Tuesday, 9 November 2010

A Retreat Is As Good As A Rest

This week's post has been delayed slightly, because yesterday I was traveling back from my writers' circle's annual retreat. Eleven of us headed into the depths of Wales for a weekend writing break.

The idea behind our retreat is that members can devote as much of their day to writing. We hire a large self-catering property, giving us all plenty of room to spread out and write. Several of the group are currently tackling NaNoWriMo, so were able to increase their word counts significantly. We have few rules on our retreats.

  • You get up ... when you want.
  • You get your own breakfast ... when you want.
  • You get your own midday snack ... when you want.
  • But we all eat together in the evening.
  • Nobody is forced to do any writing ... although this is such a wonderful opportunity everybody does! (And there is something to be said about the guilt factor, if everyone is writing and you're not!)
The whole point behind a retreat is that it offers a freedom that you don't get at home. On Sunday morning I woke at 7am (much to my disgust because we'd been chatting until 1.30am!) and had been thinking of how to structure a short story idea I'd had for several months yet hadn't been able to write. I began reading a short story magazine and the third story had the structure I needed. Suddenly, I knew what to do, and began writing.

By 9.30am, I'd written nearly 800 words and was clear what my ending was going to be and how I would achieve this. My reward was breakfast! If I were at home, others in the household would be shouting, "The kettle's on, do you want a cup of tea?" or "Are you having breakfast this morning?" On retreat, you're free to do what you want, when you want, or rather, when it is convenient for your writing. After breakfast, I went back to my room and finished the rest of the story.

Part of retreating is going out and exploring, and this usually involves a good walk! It's always good to stretch your legs and get some fresh air because it re-invigorates the brain ... and also allows the photographers amongst us to take candid moments. (There are some censored images that will not be appearing on this blog.)

After the walk, I returned to my room, where I typed up my short story and undertook a basic first edit. Others were tackling edits for their publishers, or structuring the outline for a new children's book, ploughing on with NaNoWriMo, or plotting a new poem. And the benefit of being surrounded by other writers is that you can ask writerly questions. Several retreats ago, one member said, "What's a better way of saying glutimus maximus?" to which the other seven writers in the room, all replied simultaneously, "arse!" With help like that on retreat, you can't go wrong can you?

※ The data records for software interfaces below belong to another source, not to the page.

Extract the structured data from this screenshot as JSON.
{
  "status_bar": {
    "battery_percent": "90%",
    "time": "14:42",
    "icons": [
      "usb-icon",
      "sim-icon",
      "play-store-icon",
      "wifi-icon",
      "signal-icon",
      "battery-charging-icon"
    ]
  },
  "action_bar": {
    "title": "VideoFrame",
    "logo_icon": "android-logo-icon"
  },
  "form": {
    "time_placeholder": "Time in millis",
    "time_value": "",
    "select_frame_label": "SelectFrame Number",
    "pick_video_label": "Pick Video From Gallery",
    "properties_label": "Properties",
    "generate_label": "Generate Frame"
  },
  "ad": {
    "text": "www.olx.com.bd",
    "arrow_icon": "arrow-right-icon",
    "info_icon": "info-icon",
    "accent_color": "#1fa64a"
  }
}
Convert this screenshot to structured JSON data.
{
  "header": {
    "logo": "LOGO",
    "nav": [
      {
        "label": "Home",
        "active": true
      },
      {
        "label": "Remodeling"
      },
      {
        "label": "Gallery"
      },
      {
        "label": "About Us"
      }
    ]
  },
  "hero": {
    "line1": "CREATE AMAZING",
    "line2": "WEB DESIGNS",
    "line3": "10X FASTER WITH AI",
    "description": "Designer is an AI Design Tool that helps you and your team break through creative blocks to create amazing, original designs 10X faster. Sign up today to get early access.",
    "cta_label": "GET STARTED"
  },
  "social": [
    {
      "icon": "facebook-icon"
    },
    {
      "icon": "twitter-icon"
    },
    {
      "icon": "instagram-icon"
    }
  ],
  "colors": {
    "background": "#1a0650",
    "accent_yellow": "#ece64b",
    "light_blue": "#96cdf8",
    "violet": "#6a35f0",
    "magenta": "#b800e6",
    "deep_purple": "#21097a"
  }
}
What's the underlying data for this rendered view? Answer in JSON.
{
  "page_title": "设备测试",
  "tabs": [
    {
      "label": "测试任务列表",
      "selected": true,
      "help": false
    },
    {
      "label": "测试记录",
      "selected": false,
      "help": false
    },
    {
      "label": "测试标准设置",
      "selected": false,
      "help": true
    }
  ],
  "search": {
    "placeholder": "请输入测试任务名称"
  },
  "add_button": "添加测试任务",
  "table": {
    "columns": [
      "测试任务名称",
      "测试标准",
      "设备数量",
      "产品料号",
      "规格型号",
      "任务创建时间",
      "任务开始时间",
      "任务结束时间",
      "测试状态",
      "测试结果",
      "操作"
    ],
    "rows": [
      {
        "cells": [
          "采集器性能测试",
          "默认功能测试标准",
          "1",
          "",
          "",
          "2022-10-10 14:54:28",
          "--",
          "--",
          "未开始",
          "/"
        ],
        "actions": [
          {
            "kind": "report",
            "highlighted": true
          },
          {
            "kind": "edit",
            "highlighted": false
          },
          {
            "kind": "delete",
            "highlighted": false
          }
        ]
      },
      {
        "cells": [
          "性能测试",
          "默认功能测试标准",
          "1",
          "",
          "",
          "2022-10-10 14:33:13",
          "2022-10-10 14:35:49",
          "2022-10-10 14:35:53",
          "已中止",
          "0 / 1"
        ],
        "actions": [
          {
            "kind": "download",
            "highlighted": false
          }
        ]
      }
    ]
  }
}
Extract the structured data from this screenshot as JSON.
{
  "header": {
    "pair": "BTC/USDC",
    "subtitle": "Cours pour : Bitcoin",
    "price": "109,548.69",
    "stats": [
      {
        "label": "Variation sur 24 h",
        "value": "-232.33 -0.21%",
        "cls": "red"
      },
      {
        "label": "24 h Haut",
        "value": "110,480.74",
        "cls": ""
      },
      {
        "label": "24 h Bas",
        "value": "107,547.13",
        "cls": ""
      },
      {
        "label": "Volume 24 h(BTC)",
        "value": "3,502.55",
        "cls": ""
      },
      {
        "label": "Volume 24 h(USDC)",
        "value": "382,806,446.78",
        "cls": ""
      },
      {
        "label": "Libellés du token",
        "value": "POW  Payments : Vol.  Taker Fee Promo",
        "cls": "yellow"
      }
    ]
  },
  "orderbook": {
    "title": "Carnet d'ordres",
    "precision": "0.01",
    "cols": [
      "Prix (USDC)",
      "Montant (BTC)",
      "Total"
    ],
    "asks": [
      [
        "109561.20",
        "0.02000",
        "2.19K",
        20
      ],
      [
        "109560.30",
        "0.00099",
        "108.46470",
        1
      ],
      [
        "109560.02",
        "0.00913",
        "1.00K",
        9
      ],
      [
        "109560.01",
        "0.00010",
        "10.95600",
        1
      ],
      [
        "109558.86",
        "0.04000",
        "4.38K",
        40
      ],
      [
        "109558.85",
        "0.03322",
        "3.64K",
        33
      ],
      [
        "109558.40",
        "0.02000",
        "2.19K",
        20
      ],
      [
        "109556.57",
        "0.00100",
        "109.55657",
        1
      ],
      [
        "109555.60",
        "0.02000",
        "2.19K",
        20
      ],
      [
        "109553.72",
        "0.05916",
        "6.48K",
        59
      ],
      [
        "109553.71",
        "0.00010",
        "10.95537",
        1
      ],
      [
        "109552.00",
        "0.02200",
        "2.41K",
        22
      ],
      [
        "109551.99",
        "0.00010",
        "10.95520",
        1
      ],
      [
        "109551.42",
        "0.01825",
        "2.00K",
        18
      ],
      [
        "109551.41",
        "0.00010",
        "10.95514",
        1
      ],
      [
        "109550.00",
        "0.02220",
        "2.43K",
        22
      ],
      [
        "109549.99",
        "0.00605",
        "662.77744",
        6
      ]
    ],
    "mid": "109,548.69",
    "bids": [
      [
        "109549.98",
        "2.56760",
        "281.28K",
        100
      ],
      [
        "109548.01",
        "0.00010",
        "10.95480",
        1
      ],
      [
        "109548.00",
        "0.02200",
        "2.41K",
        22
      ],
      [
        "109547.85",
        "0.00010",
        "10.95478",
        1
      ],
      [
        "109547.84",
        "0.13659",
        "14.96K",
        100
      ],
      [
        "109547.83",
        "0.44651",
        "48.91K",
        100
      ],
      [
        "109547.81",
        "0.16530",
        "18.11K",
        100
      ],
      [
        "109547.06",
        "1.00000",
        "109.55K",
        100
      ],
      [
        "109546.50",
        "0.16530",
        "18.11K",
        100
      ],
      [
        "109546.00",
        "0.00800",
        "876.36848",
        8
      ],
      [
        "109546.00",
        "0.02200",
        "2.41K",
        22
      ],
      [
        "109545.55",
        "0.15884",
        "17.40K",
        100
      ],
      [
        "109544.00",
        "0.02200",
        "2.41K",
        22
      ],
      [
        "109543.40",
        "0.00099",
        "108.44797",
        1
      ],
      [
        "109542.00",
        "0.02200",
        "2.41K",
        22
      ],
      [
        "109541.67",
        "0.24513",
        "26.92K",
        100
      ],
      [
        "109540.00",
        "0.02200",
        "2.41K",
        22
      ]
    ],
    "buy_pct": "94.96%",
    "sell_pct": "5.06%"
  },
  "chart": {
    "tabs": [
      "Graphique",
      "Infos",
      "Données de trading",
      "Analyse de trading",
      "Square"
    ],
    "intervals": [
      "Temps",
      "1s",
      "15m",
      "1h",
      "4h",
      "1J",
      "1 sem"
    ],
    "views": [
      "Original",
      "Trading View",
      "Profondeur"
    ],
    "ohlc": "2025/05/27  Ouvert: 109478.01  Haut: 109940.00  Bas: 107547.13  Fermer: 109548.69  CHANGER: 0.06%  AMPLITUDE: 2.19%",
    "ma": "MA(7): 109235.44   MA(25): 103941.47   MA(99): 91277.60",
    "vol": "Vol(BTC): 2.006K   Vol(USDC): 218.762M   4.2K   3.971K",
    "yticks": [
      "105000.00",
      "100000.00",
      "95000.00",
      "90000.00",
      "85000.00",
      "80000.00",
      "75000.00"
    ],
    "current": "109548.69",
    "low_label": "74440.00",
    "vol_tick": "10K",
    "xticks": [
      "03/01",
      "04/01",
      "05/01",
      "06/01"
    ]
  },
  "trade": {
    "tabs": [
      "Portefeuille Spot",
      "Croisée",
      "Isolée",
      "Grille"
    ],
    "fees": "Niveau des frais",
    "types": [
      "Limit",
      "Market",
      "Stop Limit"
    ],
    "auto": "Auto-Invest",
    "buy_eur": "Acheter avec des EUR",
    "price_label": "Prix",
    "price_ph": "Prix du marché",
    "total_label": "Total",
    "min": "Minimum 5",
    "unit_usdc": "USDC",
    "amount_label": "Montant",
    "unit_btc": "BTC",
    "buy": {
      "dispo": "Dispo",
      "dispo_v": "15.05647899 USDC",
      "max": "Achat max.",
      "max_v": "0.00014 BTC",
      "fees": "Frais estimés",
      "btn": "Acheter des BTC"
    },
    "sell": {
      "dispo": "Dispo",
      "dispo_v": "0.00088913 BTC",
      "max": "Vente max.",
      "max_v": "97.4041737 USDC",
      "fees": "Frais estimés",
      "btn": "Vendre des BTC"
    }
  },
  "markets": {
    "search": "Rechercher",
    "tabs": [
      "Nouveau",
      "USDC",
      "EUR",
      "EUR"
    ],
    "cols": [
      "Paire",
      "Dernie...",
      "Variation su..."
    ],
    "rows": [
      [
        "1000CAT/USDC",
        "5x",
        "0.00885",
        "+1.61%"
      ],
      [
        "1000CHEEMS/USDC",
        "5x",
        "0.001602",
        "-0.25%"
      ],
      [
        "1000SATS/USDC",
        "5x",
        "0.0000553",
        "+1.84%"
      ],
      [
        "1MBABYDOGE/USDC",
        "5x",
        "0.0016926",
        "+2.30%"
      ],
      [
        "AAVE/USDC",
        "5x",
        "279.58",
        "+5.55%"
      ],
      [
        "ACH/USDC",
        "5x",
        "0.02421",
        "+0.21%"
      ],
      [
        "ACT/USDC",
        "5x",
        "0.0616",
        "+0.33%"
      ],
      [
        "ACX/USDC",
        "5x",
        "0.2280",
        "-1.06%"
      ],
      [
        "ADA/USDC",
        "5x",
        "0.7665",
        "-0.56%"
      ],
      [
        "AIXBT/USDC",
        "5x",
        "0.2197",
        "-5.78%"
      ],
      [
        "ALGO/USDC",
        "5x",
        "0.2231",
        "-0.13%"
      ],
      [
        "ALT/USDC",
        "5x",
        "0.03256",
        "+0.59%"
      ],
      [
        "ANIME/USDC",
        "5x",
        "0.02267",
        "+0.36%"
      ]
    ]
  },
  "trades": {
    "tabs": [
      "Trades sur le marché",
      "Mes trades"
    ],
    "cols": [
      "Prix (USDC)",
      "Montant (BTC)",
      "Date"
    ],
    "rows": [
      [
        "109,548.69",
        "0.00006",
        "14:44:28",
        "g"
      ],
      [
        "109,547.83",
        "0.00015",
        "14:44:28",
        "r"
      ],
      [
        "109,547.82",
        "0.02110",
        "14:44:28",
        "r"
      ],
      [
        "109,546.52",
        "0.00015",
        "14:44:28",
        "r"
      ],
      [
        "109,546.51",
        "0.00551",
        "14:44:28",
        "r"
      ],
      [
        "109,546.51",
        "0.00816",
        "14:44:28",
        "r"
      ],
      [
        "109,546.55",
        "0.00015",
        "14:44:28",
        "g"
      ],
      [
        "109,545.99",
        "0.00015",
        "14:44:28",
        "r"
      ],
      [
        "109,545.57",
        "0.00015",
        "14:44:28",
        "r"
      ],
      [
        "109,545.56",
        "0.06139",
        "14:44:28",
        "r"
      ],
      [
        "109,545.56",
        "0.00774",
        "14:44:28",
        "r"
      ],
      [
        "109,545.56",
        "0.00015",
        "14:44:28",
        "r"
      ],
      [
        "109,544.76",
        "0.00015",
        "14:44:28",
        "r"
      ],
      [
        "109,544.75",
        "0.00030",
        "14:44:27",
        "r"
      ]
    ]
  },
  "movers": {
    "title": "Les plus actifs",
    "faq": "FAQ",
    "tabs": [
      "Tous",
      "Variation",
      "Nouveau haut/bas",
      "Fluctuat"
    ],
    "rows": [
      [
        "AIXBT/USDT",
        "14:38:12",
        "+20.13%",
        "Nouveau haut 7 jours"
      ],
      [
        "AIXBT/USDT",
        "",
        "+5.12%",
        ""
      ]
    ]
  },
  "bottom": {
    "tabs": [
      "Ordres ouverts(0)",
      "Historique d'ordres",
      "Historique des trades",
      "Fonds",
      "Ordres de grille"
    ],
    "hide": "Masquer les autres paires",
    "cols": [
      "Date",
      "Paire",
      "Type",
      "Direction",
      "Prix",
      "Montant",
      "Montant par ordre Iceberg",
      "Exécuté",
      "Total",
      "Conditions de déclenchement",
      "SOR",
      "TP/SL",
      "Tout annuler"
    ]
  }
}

 You don't have to go away with writing friends to benefit from a retreat (although if you can, do!). The whole point about our retreat is that it's a change from our normal daily routine. Simply altering your own routine, for one day, can make your day more interesting and creatively stimulating. If the first part of your writing day involves you switching on your computer and checking your emails, then make a conscious decision not to do that for one day. Go and sit down with a notebook and pen instead. Don't sit at your writing desk, plonk your bum in a comfy chair.
 Changing your surroundings for an hour or two can make a wonderful difference.

At the end of a 'normal' day - plan a 'different' writing day:

  • Decide what you're going to write about.
  • Decide where you're going to write - in a different room at home, in the garden (if it's warm enough), in the local library, or at a cafe.
  • Make sure you have everything you need with you - pens, notebooks, research material. You don't want to have to keep nipping back to your usual writing place.
  • Treat yourself to 'special' drinks. Don't make instant coffee, have a latte, ground or percolated coffee. Or instead of Sainsburys Red Label tea, have an Earl Grey.
 No matter what you do, however big or small, change it in some way. Use a different pen. Write in a different notebook. Do some completely different writing. (I spend most of my time writing non-fiction, so tackling fiction whilst I was away was wonderful.)

Start off small, with an morning, or afternoon retreat, and you may surprise yourself with what you achieve. Do it once, and you'll soon find yourself planning the next. On my retreat, I managed 3,000 words over the weekend. And now, sitting back at my writing desk, I feel completely refreshed.
 So even though I was still productive over the weekend, as I said in my title, a retreat is as good as a rest!

Good luck.


  1. Sounds & looks lovely - where did you go?

  2. Hi Christine

    We went to the Crogen Estate near Bala. I can heartily recommend it. For more information, visit http://www.crogenestate.com/Accommodation_Accommodation.htm


  3. Simon - looks great fun and also productive what a perfect combination.

  4. Sounds great to get away from the shackles of normal life and devote time to writing, talking about writing plus a bit of exercise so you don't feel too guilty!

  5. Looks fantastic and is a brilliant idea. Glad to hear it was productive.

  6. What a great idea! Writing retreat courses are so expensive, but it sounds like you were just as productive on your do-it-yourself one. I cat-sit for my brother in another county every year and it was in that environment that I (a) started my novel last year and (b) got it out of its dead end this year! Thanks for reminding me that changing your routine can do this too!

  7. Thanks for contributing to the good time we all had, and laying on a guided walk too. I thought you were going to have to carry one of us, going up the hill, but you managed to inspire her. As you inspire us all.